### Activity
Every line below should be repeated exactly as written.

### Exercise data
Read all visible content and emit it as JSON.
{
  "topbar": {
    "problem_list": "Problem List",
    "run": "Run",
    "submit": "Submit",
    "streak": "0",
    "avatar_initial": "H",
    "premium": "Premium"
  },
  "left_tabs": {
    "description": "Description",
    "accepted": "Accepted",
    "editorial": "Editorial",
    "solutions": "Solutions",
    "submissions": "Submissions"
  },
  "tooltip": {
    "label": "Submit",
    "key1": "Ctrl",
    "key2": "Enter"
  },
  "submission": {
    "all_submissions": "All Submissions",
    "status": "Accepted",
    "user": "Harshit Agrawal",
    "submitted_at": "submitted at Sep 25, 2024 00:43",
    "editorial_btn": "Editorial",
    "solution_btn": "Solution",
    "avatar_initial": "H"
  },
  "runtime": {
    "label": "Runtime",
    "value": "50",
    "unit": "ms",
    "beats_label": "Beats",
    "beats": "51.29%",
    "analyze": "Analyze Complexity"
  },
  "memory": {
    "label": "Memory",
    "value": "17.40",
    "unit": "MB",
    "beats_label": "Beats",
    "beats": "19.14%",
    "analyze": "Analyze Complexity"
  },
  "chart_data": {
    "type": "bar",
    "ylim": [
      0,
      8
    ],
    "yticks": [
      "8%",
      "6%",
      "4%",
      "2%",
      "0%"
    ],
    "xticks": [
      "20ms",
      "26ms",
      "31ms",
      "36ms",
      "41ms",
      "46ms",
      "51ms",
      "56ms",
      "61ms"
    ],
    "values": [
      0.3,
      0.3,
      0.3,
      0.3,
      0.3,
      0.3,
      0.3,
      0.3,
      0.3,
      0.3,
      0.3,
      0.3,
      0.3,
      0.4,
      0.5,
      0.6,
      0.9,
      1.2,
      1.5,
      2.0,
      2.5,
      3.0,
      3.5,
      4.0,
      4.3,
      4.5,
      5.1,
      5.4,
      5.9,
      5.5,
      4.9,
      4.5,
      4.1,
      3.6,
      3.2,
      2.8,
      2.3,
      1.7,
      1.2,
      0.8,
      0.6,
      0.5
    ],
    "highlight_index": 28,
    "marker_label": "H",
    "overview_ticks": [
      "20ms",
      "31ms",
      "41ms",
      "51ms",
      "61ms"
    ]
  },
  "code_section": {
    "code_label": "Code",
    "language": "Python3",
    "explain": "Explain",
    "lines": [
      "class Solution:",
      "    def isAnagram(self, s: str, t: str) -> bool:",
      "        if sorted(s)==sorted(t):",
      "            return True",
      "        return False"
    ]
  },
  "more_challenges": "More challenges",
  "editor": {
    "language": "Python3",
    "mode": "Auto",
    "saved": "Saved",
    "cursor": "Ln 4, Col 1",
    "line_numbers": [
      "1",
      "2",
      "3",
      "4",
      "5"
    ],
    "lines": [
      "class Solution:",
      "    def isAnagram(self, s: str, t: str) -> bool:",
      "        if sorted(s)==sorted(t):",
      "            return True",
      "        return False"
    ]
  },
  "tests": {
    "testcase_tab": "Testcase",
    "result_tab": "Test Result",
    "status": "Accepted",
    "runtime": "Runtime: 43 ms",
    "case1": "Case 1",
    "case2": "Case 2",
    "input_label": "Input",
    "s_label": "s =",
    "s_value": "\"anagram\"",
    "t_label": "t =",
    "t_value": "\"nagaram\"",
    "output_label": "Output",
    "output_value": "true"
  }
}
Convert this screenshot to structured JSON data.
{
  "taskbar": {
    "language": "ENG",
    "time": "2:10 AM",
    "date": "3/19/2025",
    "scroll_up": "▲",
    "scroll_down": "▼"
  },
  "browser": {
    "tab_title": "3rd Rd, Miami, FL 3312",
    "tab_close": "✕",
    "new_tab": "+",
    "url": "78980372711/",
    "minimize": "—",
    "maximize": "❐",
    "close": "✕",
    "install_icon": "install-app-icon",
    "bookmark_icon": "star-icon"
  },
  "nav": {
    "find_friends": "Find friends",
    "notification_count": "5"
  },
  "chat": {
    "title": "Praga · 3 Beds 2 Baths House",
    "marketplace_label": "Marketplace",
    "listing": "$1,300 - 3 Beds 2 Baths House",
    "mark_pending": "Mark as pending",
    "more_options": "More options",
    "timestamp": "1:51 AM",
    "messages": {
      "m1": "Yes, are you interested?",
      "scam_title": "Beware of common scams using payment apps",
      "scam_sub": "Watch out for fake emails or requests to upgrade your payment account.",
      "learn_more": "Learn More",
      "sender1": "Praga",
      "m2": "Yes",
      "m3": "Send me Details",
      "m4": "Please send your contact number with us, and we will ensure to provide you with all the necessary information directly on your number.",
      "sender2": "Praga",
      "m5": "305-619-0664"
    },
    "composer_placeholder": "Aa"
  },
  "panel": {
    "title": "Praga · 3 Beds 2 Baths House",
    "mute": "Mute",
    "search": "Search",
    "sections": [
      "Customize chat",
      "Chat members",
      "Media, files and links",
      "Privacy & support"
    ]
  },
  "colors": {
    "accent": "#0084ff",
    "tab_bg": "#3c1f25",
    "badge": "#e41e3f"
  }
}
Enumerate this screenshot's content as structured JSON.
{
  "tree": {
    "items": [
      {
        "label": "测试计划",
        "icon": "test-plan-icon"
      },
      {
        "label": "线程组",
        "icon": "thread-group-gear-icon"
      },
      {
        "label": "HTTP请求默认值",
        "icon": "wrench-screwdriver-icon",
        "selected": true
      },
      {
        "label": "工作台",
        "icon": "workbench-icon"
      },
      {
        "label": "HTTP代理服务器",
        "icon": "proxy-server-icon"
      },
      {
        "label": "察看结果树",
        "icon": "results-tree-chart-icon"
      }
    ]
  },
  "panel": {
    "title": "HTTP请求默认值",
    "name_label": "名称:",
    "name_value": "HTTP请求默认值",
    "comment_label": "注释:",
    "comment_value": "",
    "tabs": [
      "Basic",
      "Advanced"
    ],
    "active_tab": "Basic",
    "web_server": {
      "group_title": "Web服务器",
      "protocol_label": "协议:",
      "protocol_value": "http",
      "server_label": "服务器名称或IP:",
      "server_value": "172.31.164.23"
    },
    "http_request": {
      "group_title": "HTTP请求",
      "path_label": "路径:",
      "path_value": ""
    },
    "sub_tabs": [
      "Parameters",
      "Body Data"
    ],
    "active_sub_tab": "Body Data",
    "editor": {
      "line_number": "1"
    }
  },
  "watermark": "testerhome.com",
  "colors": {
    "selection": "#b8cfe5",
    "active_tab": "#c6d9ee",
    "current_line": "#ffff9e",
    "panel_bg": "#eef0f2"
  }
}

### Result
Read all visible content and emit it as JSON.
{
  "topbar": {
    "problem_list": "Problem List",
    "run": "Run",
    "submit": "Submit",
    "streak": "0",
    "avatar_initial": "H",
    "premium": "Premium"
  },
  "left_tabs": {
    "description": "Description",
    "accepted": "Accepted",
    "editorial": "Editorial",
    "solutions": "Solutions",
    "submissions": "Submissions"
  },
  "tooltip": {
    "label": "Submit",
    "key1": "Ctrl",
    "key2": "Enter"
  },
  "submission": {
    "all_submissions": "All Submissions",
    "status": "Accepted",
    "user": "Harshit Agrawal",
    "submitted_at": "submitted at Sep 25, 2024 00:43",
    "editorial_btn": "Editorial",
    "solution_btn": "Solution",
    "avatar_initial": "H"
  },
  "runtime": {
    "label": "Runtime",
    "value": "50",
    "unit": "ms",
    "beats_label": "Beats",
    "beats": "51.29%",
    "analyze": "Analyze Complexity"
  },
  "memory": {
    "label": "Memory",
    "value": "17.40",
    "unit": "MB",
    "beats_label": "Beats",
    "beats": "19.14%",
    "analyze": "Analyze Complexity"
  },
  "chart_data": {
    "type": "bar",
    "ylim": [
      0,
      8
    ],
    "yticks": [
      "8%",
      "6%",
      "4%",
      "2%",
      "0%"
    ],
    "xticks": [
      "20ms",
      "26ms",
      "31ms",
      "36ms",
      "41ms",
      "46ms",
      "51ms",
      "56ms",
      "61ms"
    ],
    "values": [
      0.3,
      0.3,
      0.3,
      0.3,
      0.3,
      0.3,
      0.3,
      0.3,
      0.3,
      0.3,
      0.3,
      0.3,
      0.3,
      0.4,
      0.5,
      0.6,
      0.9,
      1.2,
      1.5,
      2.0,
      2.5,
      3.0,
      3.5,
      4.0,
      4.3,
      4.5,
      5.1,
      5.4,
      5.9,
      5.5,
      4.9,
      4.5,
      4.1,
      3.6,
      3.2,
      2.8,
      2.3,
      1.7,
      1.2,
      0.8,
      0.6,
      0.5
    ],
    "highlight_index": 28,
    "marker_label": "H",
    "overview_ticks": [
      "20ms",
      "31ms",
      "41ms",
      "51ms",
      "61ms"
    ]
  },
  "code_section": {
    "code_label": "Code",
    "language": "Python3",
    "explain": "Explain",
    "lines": [
      "class Solution:",
      "    def isAnagram(self, s: str, t: str) -> bool:",
      "        if sorted(s)==sorted(t):",
      "            return True",
      "        return False"
    ]
  },
  "more_challenges": "More challenges",
  "editor": {
    "language": "Python3",
    "mode": "Auto",
    "saved": "Saved",
    "cursor": "Ln 4, Col 1",
    "line_numbers": [
      "1",
      "2",
      "3",
      "4",
      "5"
    ],
    "lines": [
      "class Solution:",
      "    def isAnagram(self, s: str, t: str) -> bool:",
      "        if sorted(s)==sorted(t):",
      "            return True",
      "        return False"
    ]
  },
  "tests": {
    "testcase_tab": "Testcase",
    "result_tab": "Test Result",
    "status": "Accepted",
    "runtime": "Runtime: 43 ms",
    "case1": "Case 1",
    "case2": "Case 2",
    "input_label": "Input",
    "s_label": "s =",
    "s_value": "\"anagram\"",
    "t_label": "t =",
    "t_value": "\"nagaram\"",
    "output_label": "Output",
    "output_value": "true"
  }
}
Convert this screenshot to structured JSON data.
{
  "taskbar": {
    "language": "ENG",
    "time": "2:10 AM",
    "date": "3/19/2025",
    "scroll_up": "▲",
    "scroll_down": "▼"
  },
  "browser": {
    "tab_title": "3rd Rd, Miami, FL 3312",
    "tab_close": "✕",
    "new_tab": "+",
    "url": "78980372711/",
    "minimize": "—",
    "maximize": "❐",
    "close": "✕",
    "install_icon": "install-app-icon",
    "bookmark_icon": "star-icon"
  },
  "nav": {
    "find_friends": "Find friends",
    "notification_count": "5"
  },
  "chat": {
    "title": "Praga · 3 Beds 2 Baths House",
    "marketplace_label": "Marketplace",
    "listing": "$1,300 - 3 Beds 2 Baths House",
    "mark_pending": "Mark as pending",
    "more_options": "More options",
    "timestamp": "1:51 AM",
    "messages": {
      "m1": "Yes, are you interested?",
      "scam_title": "Beware of common scams using payment apps",
      "scam_sub": "Watch out for fake emails or requests to upgrade your payment account.",
      "learn_more": "Learn More",
      "sender1": "Praga",
      "m2": "Yes",
      "m3": "Send me Details",
      "m4": "Please send your contact number with us, and we will ensure to provide you with all the necessary information directly on your number.",
      "sender2": "Praga",
      "m5": "305-619-0664"
    },
    "composer_placeholder": "Aa"
  },
  "panel": {
    "title": "Praga · 3 Beds 2 Baths House",
    "mute": "Mute",
    "search": "Search",
    "sections": [
      "Customize chat",
      "Chat members",
      "Media, files and links",
      "Privacy & support"
    ]
  },
  "colors": {
    "accent": "#0084ff",
    "tab_bg": "#3c1f25",
    "badge": "#e41e3f"
  }
}
Enumerate this screenshot's content as structured JSON.
{
  "tree": {
    "items": [
      {
        "label": "测试计划",
        "icon": "test-plan-icon"
      },
      {
        "label": "线程组",
        "icon": "thread-group-gear-icon"
      },
      {
        "label": "HTTP请求默认值",
        "icon": "wrench-screwdriver-icon",
        "selected": true
      },
      {
        "label": "工作台",
        "icon": "workbench-icon"
      },
      {
        "label": "HTTP代理服务器",
        "icon": "proxy-server-icon"
      },
      {
        "label": "察看结果树",
        "icon": "results-tree-chart-icon"
      }
    ]
  },
  "panel": {
    "title": "HTTP请求默认值",
    "name_label": "名称:",
    "name_value": "HTTP请求默认值",
    "comment_label": "注释:",
    "comment_value": "",
    "tabs": [
      "Basic",
      "Advanced"
    ],
    "active_tab": "Basic",
    "web_server": {
      "group_title": "Web服务器",
      "protocol_label": "协议:",
      "protocol_value": "http",
      "server_label": "服务器名称或IP:",
      "server_value": "172.31.164.23"
    },
    "http_request": {
      "group_title": "HTTP请求",
      "path_label": "路径:",
      "path_value": ""
    },
    "sub_tabs": [
      "Parameters",
      "Body Data"
    ],
    "active_sub_tab": "Body Data",
    "editor": {
      "line_number": "1"
    }
  },
  "watermark": "testerhome.com",
  "colors": {
    "selection": "#b8cfe5",
    "active_tab": "#c6d9ee",
    "current_line": "#ffff9e",
    "panel_bg": "#eef0f2"
  }
}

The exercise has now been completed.